and warm water. Do this when you wake up and when needed.
• Moisten your eye with sterile eye drops (artificial tears) if it feels
dry or scratchy. Ask your Radiation Oncologist and Nurse about this.
They may also suggest an eye ointment.
Will I get tired while on treatment?
Fatigue (feeling very tired) is not usually caused by radiation therapy to
the eye. But, you may feel tired if you worry about the effects of treatment.
Please talk about your concerns with your Radiation Oncologist and Nurse.
Do these things if you are feeling tired:
• Pace yourself, especially with activities that make you feel tired.
• Ask for help with activities you do every day and that you cannot
• Pick a relaxing activity (for example walking) or hobby that you are
able to do every day.
• Keep a regular sleep routine at night and rest as you need to during
the day.
• Keep up your food and liquid intake.
What are some specific side effects?
For Eyelid and Conjunctival cancers: Cancers on the skin or the
• You may have skin changes 1 to 2 weeks after treatment starts.
• You may have redness and irritation (inflammation) in the conjunctiva.
This may also cause extra mucous in the affected eye.
• In 2 to 3 years, the lens in the treated eye may become cloudy. This is
called a cataract. You may need surgery to replace the lens and restore
your vision.
For Graves’ disease: A condition in which the eye muscles become
inflamed and thick – it is not cancer
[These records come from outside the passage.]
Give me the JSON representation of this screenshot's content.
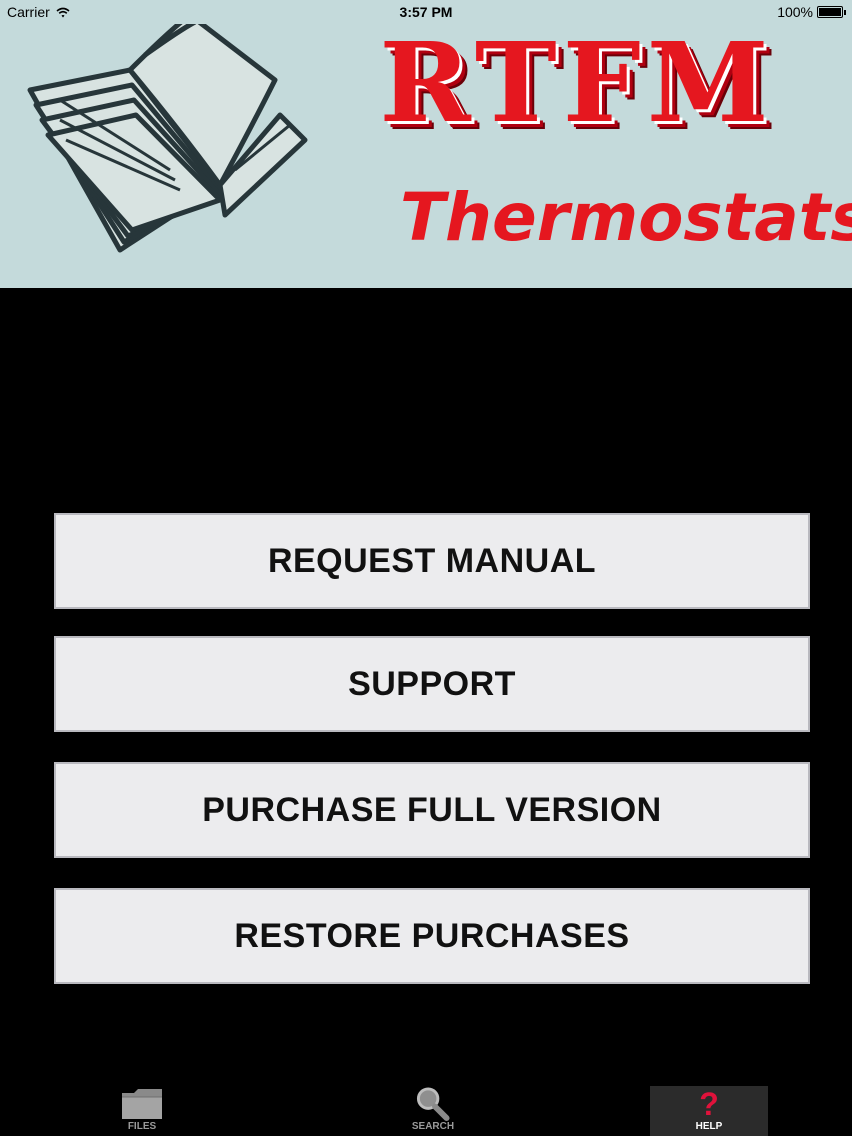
{
  "status_bar": {
    "carrier": "Carrier",
    "time": "3:57 PM",
    "battery": "100%",
    "battery_level": 1.0
  },
  "banner": {
    "title": "RTFM",
    "subtitle": "Thermostats",
    "icon": "open-book-icon",
    "background": "#c4dadb",
    "accent": "#e5171f"
  },
  "menu": {
    "request_manual": "REQUEST MANUAL",
    "support": "SUPPORT",
    "purchase_full": "PURCHASE FULL VERSION",
    "restore": "RESTORE PURCHASES"
  },
  "tabs": {
    "files": {
      "label": "FILES",
      "icon": "folder-icon"
    },
    "search": {
      "label": "SEARCH",
      "icon": "magnifier-icon"
    },
    "help": {
      "label": "HELP",
      "icon": "question-mark-icon",
      "active": true
    }
  }
}
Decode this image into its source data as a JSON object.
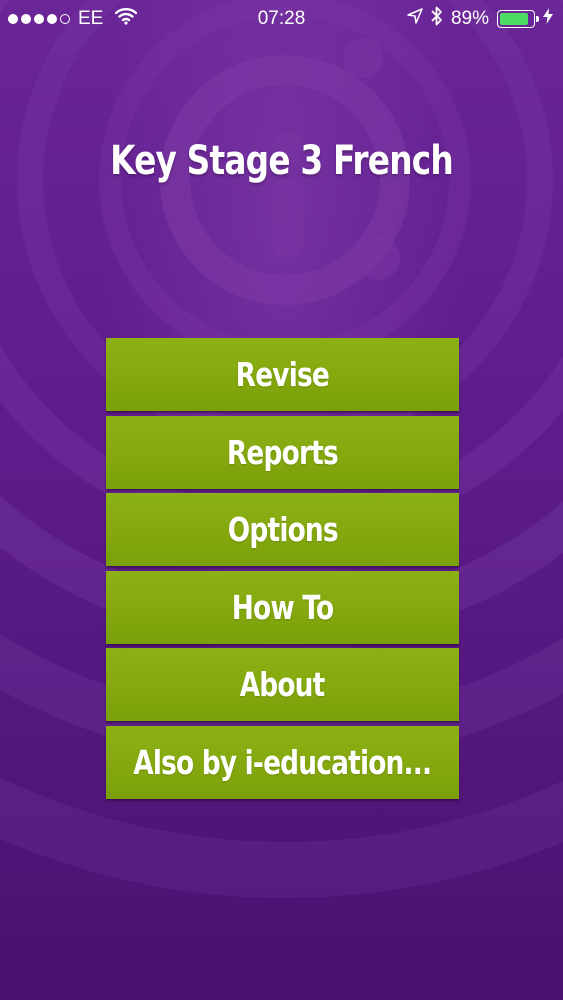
{
  "status_bar": {
    "carrier": "EE",
    "time": "07:28",
    "battery_percent": "89%",
    "battery_level": 0.89,
    "battery_color": "#4cd964",
    "icons": [
      "signal-dots-icon",
      "wifi-icon",
      "location-arrow-icon",
      "bluetooth-icon",
      "battery-icon",
      "charging-bolt-icon"
    ]
  },
  "app": {
    "title": "Key Stage 3 French",
    "logo_icon": "i-education-logo-icon"
  },
  "menu": {
    "items": [
      {
        "label": "Revise"
      },
      {
        "label": "Reports"
      },
      {
        "label": "Options"
      },
      {
        "label": "How To"
      },
      {
        "label": "About"
      },
      {
        "label": "Also by i-education..."
      }
    ]
  },
  "theme": {
    "background": "#5e1d8c",
    "button_green": "#84a80e",
    "text": "#ffffff"
  }
}
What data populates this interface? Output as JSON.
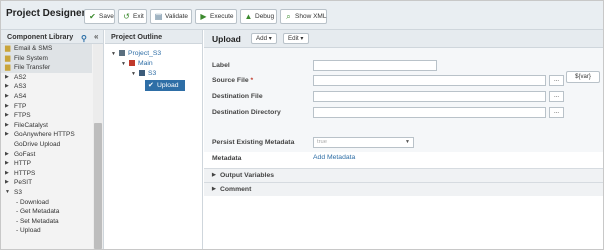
{
  "app_title": "Project Designer",
  "toolbar": {
    "save": "Save",
    "exit": "Exit",
    "validate": "Validate",
    "execute": "Execute",
    "debug": "Debug",
    "show_xml": "Show XML"
  },
  "library": {
    "title": "Component Library",
    "items": [
      {
        "label": "Email & SMS",
        "kind": "folder"
      },
      {
        "label": "File System",
        "kind": "folder"
      },
      {
        "label": "File Transfer",
        "kind": "folder-open"
      },
      {
        "label": "AS2",
        "kind": "collapsed"
      },
      {
        "label": "AS3",
        "kind": "collapsed"
      },
      {
        "label": "AS4",
        "kind": "collapsed"
      },
      {
        "label": "FTP",
        "kind": "collapsed"
      },
      {
        "label": "FTPS",
        "kind": "collapsed"
      },
      {
        "label": "FileCatalyst",
        "kind": "collapsed"
      },
      {
        "label": "GoAnywhere HTTPS",
        "kind": "collapsed"
      },
      {
        "label": "GoDrive Upload",
        "kind": "leaf"
      },
      {
        "label": "GoFast",
        "kind": "collapsed"
      },
      {
        "label": "HTTP",
        "kind": "collapsed"
      },
      {
        "label": "HTTPS",
        "kind": "collapsed"
      },
      {
        "label": "PeSIT",
        "kind": "collapsed"
      },
      {
        "label": "S3",
        "kind": "expanded"
      },
      {
        "label": "- Download",
        "kind": "sub"
      },
      {
        "label": "- Get Metadata",
        "kind": "sub"
      },
      {
        "label": "- Set Metadata",
        "kind": "sub"
      },
      {
        "label": "- Upload",
        "kind": "sub"
      }
    ]
  },
  "outline": {
    "title": "Project Outline",
    "project": "Project_S3",
    "module": "Main",
    "task": "S3",
    "selected": "Upload"
  },
  "editor": {
    "title": "Upload",
    "add_label": "Add",
    "edit_label": "Edit",
    "fields": {
      "label": "Label",
      "source_file": "Source File",
      "destination_file": "Destination File",
      "destination_directory": "Destination Directory",
      "persist_metadata": "Persist Existing Metadata",
      "metadata": "Metadata"
    },
    "persist_value": "true",
    "browse": "...",
    "var_button": "${var}",
    "add_metadata": "Add Metadata",
    "sections": [
      "Output Variables",
      "Comment"
    ]
  }
}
• You may have redness and irritation (inflammation) in part or in the
entire conjunctiva. This may also cause extra mucous in your eyes.
For Eye metastases: Deposits of cancer in the eye which came from other
cancers (such as from the breast or lung)
• Side effects depend on exactly what areas are treated.
For Orbital tumours: Cancer of the tissues around the eye
• You should have little or no discomfort from the treatment.
• There can be scarring later on.
For Choroidal melanoma: Cancer from the uvea within the eye
• There are usually few or no side effects during treatment.
• The retina near the tumour may become scarred, which may affect
vision later on.
Please talk with your Radiation Oncologist about the specific side effects
for your treatment.
What happens when I finish treatment?
Near the end of your treatment, we will give you a booklet titled “What to
Do When Finishing Radiation Therapy”.
At your final weekly review appointment you will be given a follow-up
appointment to see the Doctor a few weeks or months after your treatment is
After treatment finishes, some of your side effects will carry on and may get
worse before they start to get better. This is normal. Continue to follow your
health care team’s instructions until you feel better. Call the hospital once
you are finished with your treatment, if you have any questions or concerns.
Need more information?
Please visit the Patient and Family Library on the main floor, or call them at:
416-946-4501 extension 5383.
You can also visit the Princess Margaret Cancer Centre website at
www.theprincessmargaret.ca for more information and resources about your
treatment and also services at the cancer centre.
The development of patient education resources is supported by Princess Margaret Cancer Foundation.